University of Richmond Law Review
Publication Title (Abbreviation)
U. Rich. L. Rev.

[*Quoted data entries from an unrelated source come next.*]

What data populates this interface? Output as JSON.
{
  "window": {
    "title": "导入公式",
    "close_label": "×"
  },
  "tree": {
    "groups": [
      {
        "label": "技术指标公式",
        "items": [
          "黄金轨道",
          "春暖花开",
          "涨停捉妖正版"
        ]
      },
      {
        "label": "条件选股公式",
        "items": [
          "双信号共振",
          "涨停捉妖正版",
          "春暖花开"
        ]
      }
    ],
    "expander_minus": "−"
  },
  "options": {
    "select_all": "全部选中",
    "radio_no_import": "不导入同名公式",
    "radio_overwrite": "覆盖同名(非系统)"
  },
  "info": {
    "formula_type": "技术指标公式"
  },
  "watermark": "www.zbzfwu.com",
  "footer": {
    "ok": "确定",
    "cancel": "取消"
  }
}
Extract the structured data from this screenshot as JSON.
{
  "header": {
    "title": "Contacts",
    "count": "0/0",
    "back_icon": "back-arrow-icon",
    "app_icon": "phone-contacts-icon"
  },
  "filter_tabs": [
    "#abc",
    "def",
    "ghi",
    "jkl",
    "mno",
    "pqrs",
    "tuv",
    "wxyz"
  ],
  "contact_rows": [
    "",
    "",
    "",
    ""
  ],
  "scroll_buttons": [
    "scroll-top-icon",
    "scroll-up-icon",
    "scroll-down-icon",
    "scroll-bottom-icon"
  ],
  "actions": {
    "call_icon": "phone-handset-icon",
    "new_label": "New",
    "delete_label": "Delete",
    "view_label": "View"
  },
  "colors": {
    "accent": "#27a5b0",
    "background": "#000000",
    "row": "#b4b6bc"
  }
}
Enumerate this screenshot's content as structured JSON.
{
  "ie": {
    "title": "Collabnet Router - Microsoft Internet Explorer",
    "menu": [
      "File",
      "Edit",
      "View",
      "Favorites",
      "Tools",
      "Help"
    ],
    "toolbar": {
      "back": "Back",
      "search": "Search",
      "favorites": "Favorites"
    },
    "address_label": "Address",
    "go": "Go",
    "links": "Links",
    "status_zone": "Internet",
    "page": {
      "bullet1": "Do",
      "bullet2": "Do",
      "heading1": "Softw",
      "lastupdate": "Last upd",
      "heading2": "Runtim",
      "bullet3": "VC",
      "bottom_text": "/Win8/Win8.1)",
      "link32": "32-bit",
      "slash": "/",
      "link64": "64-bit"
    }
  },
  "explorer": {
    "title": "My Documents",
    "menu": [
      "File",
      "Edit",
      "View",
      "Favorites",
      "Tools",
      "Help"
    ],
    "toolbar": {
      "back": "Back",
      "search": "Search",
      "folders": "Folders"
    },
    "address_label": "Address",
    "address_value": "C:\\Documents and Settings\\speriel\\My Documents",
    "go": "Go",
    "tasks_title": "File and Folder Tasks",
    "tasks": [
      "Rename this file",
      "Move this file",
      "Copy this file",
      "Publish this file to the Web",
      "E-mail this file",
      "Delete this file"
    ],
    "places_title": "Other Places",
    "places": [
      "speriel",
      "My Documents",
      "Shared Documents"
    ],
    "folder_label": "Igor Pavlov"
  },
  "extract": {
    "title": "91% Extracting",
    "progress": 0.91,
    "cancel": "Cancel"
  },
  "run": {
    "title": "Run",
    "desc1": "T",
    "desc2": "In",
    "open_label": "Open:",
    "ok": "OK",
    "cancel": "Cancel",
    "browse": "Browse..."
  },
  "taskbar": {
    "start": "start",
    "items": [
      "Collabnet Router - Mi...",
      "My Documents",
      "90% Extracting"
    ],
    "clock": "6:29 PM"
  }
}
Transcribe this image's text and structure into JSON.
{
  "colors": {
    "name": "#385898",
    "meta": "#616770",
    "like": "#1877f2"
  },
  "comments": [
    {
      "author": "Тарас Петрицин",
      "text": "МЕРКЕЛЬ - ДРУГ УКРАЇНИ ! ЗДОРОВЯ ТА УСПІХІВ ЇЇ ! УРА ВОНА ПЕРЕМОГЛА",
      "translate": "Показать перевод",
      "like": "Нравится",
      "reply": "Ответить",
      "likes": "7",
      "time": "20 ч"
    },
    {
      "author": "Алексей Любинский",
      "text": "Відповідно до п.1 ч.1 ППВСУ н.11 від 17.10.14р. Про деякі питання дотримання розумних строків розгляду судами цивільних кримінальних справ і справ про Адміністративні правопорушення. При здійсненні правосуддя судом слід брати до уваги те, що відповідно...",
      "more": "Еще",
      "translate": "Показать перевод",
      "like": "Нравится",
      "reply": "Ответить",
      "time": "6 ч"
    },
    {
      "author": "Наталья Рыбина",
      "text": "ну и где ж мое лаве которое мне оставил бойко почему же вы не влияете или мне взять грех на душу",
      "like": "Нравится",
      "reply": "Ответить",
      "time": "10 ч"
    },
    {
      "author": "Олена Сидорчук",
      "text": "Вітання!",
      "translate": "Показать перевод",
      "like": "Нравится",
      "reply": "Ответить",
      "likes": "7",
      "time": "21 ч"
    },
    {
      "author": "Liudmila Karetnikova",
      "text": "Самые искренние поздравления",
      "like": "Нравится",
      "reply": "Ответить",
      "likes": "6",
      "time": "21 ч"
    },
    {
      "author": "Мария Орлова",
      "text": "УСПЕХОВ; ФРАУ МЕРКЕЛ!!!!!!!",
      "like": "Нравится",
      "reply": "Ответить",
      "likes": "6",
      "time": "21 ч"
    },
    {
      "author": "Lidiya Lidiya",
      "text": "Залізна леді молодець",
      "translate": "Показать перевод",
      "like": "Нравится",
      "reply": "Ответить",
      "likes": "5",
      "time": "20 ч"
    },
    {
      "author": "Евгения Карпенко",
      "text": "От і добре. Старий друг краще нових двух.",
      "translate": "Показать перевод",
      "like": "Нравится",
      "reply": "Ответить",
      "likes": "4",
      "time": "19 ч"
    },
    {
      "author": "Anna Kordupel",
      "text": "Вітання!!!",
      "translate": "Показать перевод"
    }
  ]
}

This is a tale of two disappearing wetlands - those surrounding Louisiana's Gulf Coast and those fringing the Chesapeake Bay - each providing new insight into the old quandary of unintended consequences that lies at the center of natural resource management. Louisiana's losses follow three hundred years of natural resource engineering to accomplish effective flood control along the Mississippi River, while the Chesapeake losses follow implementation of among the most meticulous wetlands-protection programs of its time. And yet, New Orleans suffered a catastrophic flood, and Chesapeake wetlands continue to disappear. How could this happen? Call it the "Natural Resources Law of Unintended Consequences." As described in the piece, Louisiana's pioneering natural resource managers tried to prevent flooding by channelizing the Mississippi River. However, river management efforts failed to account for the interdependence of laterally disparate elements of large-scale regional ecosystems, and interfering with the natural cycle of floodplain sediment deposition starved the coastal wetlands that could have mitigated the storm surge that drowned New Orleans after Hurricanes Katrina and Rita. Having learned this lesson, Virginia resource managers attempted to protect critical intertidal wetlands around the Chesapeake by establishing a development-free jurisdictional boundary landward of the vulnerable wetlands. Nevertheless, when landowners then hardened the shoreline up to the legal boundary, they inadvertently doomed the very wetlands intended for protection by hydrologically severing them from the natural shoreline systems that sustain them during such periods of sea-level rise as we are now experiencing. This time, program designers had failed to account for how ecosystems evolve over time in response to foreseeable external factors. The ironic result in both cases is that well-intended natural resource management accomplished the exact opposite of what policymakers had hoped for. Natural resource management inevitably proceeds from a state of disquieting uncertainty; we never have all the science, all the data, or all the information we need to make vexing management decisions about such complex adaptive systems as regional ecosystems. But the lesson is not that natural resource planning is a hopeless endeavor dooming us to failure no matter how well-intended. The lesson is to better align assessment techniques with the model of network connectivity demonstrated by complex adaptive systems. Complex adaptive systems - found not only in nature but also in economics, organizational behavior, developmental learning, game theory, and neuroscience - are characterized by interaction between components within a unified system that enables change to reverberate back and forth within the system, confounding more linear interpretations of cause and effect. Ideally, environmental intervention should thus follow assessment that takes full account of: (1) how the networked components of regional ecosystems work laterally; (2) how the systems work over ecologically meaningful periods of time; and (3) how remote network factors may intervene from beyond the forward linear path of conventional causal assessment. This third element is the most challenging, and the least satisfied by conventional assessment practices. Whereas traditional causal assessment begins with the proposed action and traces only those potential impacts that flow forward in time from the proposal, the Chesapeake story shows that some natural resource management strategies will fail on account of network interplay that will not appear in this forward-limited chain of projected events. A better approach would also consider how remote network factors might independently interfere with the success of the proposal. In other words, rather than simply considering what undesirable results might flow forward from the proposed action, assessment should also ask what foreseeable network factors are likely to intervene, at any point in the foreseeable time-line, that could cause the proposed action to become itself undesirable. Such causally-ambidextrous assessment techniques are frequently used in consumer product design, including software quality assurance, by which testers consider not only such harms as the product might cause, but also what uses might harm the product, what circumstances might arise in which the product could be misused, and therefore, the circumstances in which product use might fully backfire, producing a result opposite the product's intended purpose. Ultimately, the message of the lost Louisiana and Chesapeake wetlands is that more ambitious environmental assessment has been made necessary by our own increasing power to alter the natural environment. The efficacy with which we have reshaped the Mississippi Delta since resource planning began in New Orleans (and the resulting devastation of the City after Hurricane Katrina) shows that we have simply become too good at what we do - too effective at natural resource management - and that assessment technique must advance to match our awesome capacity for environmental modification. The piece explores ways of mitigating the added burden of more ambitious assessment practices, but urges natural resources to begin experimenting with more causally-sophisticated assessment. Only by grappling with this problem can we hope to overcome the Natural Resources Law of Unintended Consequences.
New Orleans, the Chesapeake, and the Future of Environmental Assessment: Overcoming the Natural Resources Law of Unintended Consequences, 40
U. Rich. L. Rev.
Available at: https://ir.law.fsu.edu/articles/675